Published 3:33 pm Monday, September 24, 2018
By Biff and Susan Andrews
Tidewater dodged a bullet — a potentially fatal one — last week, but for every plus there is a minus. Here are a few:
On the plus side, Florence dropped from a Category 4 to a 1, but next time a 4 approaches we’d better expect a 4, not another 1.
People in Zone A listened and evacuated. But next time they may not. They spent money and traveled, needlessly. Maybe they should have waited. It’s a tough call.
Schoolkids got a five- or six-day holiday, with good weather. On the other hand, they’ve used up precious future snow days — another tough call.
Hurricane preparations made everyone check their emergency supplies, flashlights and so on. But many of those supplies will never get used.
People have plenty of water for their eight glasses a day, but drinking nothing but water until the New Year is going to get boring. We saw an abundance of wine in the long lines of shopping carts at the check-out.
People actually learned their evacuation zones.
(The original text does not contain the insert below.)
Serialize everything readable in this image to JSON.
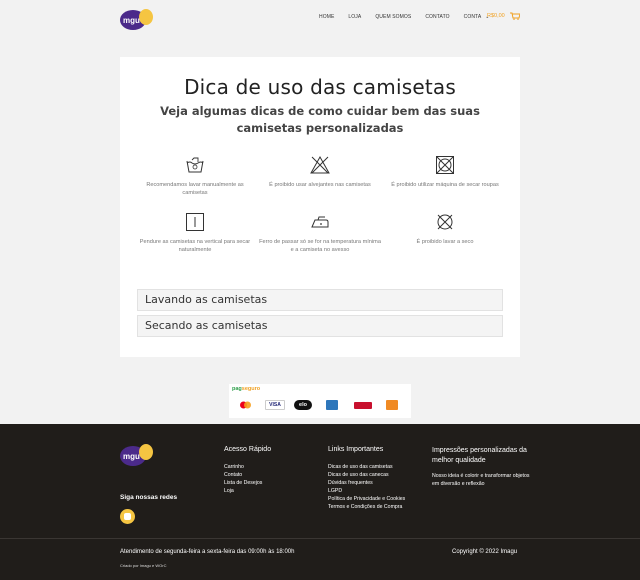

But people in B, C, and D will never leave or buy flood insurance.
Our nation was shown what true compassion looks like in that poignant moment as first responders knelt in prayer in the midst of the tragic loss of a mother and her infant baby in Wilmington. Why is this not more common?
It was time for all loose lawn chairs, umbrellas, coolers and so forth to be stored anyway. Of course, preparing for a non-event makes one feel like an alarmist idiot.
People like me drove to Hatteras and back to double-check preparations there. I believe maximum winds there were 60 miles per hour.
People on the Outer Banks had no major wind damage. The water, however, was another story.
The press kept us informed 24/7. But most of those folks out there in the rain don’t know the difference between onshore and offshore winds and their effects.
The Cajun Navy showed up to help North Carolina first responders. But the U.S. Coast Guard and FEMA should be doing it, not private citizens.
The European forecast model correctly predicted the storm’s turn to the South. But then they predicted it to skirt the coastline all the way to Savannah. Oops!
The American (GFS) model correctly predicted it would stall out, but it predicted it would stay north — near Cape Hatteras.
Gas stations didn’t run out of gas. But they did hike prices 10 cents a gallon within three days.
Americans will rally to support those in need. Give what you can to organizations that can help like the Red Cross, Salvation Army, Operation Blessing or even the Cajun Navy. Someday it may be you in need.
In summary, we have been spared, blessed and forewarned by Florence. It would be a tragic effect if it caused people to let down their guard and not heed the warnings next time.
SUSAN AND BRADFORD “Biff” Andrews are retired teachers and master naturalists who have been outdoor people all their lives, exploring and enjoying the woods, swamps, rivers and beaches throughout the region for many years. Email them at email@example.com.